- Replacing “Bucks” and “Hens” night with something more uplifting.
- Funerals/Marriages. Consider creative ways to include all members of the church family in this celebration.
- Mum and dad take opposite sex kid to a special dinner to teach them to be a lady and gentleman. e.g Daddy Dates, Son and Mother adventures.
- Coming of age for daughter – pamper night with mum and grandma.
- Special holiday with someone close e.g. Grandparent.
- Finishing school celebration with family.
- Letters from extended family.
- Backpack Sunday – Within a Sunday church service context – Celebrating the upcoming 1sts – first day of school, new school, high school. Teaching on the implications of this on the whole family.
- Dinner out with mum or dad to celebrate first great school report
- End of Primary School. Present students with a Bible and/or helpful resource.
- Formal dinner graduation for Year 7’s – older youth group kids serve and parents come along.
- Being more intentional about the transition from Primary School to High School.

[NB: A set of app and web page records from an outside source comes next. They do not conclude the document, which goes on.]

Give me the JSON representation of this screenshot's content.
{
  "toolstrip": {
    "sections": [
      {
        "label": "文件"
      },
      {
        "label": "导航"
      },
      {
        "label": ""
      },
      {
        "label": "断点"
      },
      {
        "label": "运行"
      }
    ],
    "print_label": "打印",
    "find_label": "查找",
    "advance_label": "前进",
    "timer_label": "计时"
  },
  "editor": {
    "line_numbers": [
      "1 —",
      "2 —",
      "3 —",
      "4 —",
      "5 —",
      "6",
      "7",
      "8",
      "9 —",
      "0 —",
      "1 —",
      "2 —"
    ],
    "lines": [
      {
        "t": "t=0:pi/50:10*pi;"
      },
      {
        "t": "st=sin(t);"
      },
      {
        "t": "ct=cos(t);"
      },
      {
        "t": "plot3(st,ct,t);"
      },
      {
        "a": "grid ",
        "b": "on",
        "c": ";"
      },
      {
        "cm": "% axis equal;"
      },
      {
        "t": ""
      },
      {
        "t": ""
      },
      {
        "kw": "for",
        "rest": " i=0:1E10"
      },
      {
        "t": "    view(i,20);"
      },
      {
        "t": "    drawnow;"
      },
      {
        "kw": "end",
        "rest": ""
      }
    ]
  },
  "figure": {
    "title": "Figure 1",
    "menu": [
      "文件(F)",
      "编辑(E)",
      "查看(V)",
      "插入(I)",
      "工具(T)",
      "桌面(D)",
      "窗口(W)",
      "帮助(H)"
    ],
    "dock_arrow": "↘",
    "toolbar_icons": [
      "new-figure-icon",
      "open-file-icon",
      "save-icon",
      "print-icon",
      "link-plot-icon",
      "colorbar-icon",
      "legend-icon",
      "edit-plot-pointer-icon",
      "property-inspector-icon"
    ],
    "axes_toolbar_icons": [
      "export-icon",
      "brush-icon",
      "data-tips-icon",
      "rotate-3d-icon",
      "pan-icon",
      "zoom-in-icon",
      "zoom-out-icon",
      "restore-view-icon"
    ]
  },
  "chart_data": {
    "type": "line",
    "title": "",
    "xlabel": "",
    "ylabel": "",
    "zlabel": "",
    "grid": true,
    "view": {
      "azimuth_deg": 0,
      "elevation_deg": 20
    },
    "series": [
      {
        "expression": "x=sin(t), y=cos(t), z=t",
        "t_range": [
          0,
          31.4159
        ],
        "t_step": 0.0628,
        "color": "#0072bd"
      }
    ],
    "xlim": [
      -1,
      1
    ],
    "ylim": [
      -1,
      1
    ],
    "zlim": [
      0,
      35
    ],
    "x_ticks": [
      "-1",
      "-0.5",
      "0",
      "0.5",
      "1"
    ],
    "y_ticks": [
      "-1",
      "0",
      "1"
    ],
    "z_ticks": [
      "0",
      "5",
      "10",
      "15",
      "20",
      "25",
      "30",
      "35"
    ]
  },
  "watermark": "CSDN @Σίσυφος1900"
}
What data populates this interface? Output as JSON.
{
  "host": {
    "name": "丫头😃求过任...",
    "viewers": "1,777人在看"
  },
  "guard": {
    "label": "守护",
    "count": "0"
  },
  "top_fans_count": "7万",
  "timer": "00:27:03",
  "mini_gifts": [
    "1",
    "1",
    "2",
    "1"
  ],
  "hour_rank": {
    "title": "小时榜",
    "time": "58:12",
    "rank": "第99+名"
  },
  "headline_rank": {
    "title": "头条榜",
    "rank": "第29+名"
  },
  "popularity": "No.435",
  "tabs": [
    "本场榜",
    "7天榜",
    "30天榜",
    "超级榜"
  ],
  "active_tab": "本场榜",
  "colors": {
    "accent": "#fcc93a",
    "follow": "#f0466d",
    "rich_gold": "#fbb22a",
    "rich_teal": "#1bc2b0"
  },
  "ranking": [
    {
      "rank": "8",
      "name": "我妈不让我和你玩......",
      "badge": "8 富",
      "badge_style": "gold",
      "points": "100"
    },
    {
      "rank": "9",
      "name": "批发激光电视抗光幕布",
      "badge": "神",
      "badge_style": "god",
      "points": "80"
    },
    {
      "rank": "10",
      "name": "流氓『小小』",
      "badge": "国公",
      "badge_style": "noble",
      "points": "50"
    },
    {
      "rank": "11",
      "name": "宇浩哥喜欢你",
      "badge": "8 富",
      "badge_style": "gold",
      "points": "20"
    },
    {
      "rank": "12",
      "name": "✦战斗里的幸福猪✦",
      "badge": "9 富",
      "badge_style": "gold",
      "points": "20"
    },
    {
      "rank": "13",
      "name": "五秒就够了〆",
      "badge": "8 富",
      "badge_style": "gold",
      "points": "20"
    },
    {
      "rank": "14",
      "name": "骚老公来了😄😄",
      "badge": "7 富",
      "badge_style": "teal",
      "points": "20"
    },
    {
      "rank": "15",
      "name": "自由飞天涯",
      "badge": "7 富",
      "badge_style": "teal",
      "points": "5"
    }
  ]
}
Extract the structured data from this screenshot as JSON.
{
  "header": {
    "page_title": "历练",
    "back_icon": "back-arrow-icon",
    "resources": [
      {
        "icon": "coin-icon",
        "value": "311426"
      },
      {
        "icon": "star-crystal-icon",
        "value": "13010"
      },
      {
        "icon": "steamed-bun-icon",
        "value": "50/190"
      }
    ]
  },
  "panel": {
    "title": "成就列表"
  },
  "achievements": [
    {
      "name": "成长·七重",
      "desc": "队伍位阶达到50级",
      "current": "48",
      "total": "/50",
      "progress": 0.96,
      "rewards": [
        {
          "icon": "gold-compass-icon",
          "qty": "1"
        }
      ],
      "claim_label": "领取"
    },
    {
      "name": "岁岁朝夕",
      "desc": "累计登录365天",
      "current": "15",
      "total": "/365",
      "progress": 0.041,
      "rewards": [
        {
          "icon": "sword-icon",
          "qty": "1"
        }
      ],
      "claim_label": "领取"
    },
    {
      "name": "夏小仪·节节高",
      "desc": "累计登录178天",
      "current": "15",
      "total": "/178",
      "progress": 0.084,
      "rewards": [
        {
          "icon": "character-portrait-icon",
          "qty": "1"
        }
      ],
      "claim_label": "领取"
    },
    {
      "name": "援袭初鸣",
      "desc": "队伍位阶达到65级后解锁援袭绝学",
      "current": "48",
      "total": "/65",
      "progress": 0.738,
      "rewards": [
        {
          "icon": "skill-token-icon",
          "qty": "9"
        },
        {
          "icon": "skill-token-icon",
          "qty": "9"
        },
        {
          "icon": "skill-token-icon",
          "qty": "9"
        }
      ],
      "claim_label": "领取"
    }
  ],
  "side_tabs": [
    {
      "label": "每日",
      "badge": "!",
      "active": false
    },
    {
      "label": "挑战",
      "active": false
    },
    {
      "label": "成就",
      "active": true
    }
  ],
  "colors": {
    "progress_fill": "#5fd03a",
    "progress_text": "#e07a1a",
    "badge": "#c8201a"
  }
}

- Year 12’s. interview year 12 students about their dreams and hopes. Special prayer for them within your church family. Prayer for Year 12s before and during Schoolies’ Week.
- Alternative to “Schoolies” for positive rite of passage.
- “Gap year“: Young Adults leaving their HSC year can be a more intentional and meaningful rite of passage. Eg. year13.net or plunge-gap-year or freshhope.org.au/navigate.
- Instead of going on the usual schoolies celebration, encourage Y12 students to go on a “Schoolies Revolution” trip see www.schooliesrevolution.com
- Another gap year course is NEXT run by Whitley Bible College in Melbourne.
- Support year 12 students with cards and prayer as they sit for exams and prepare for their final year of study in High School.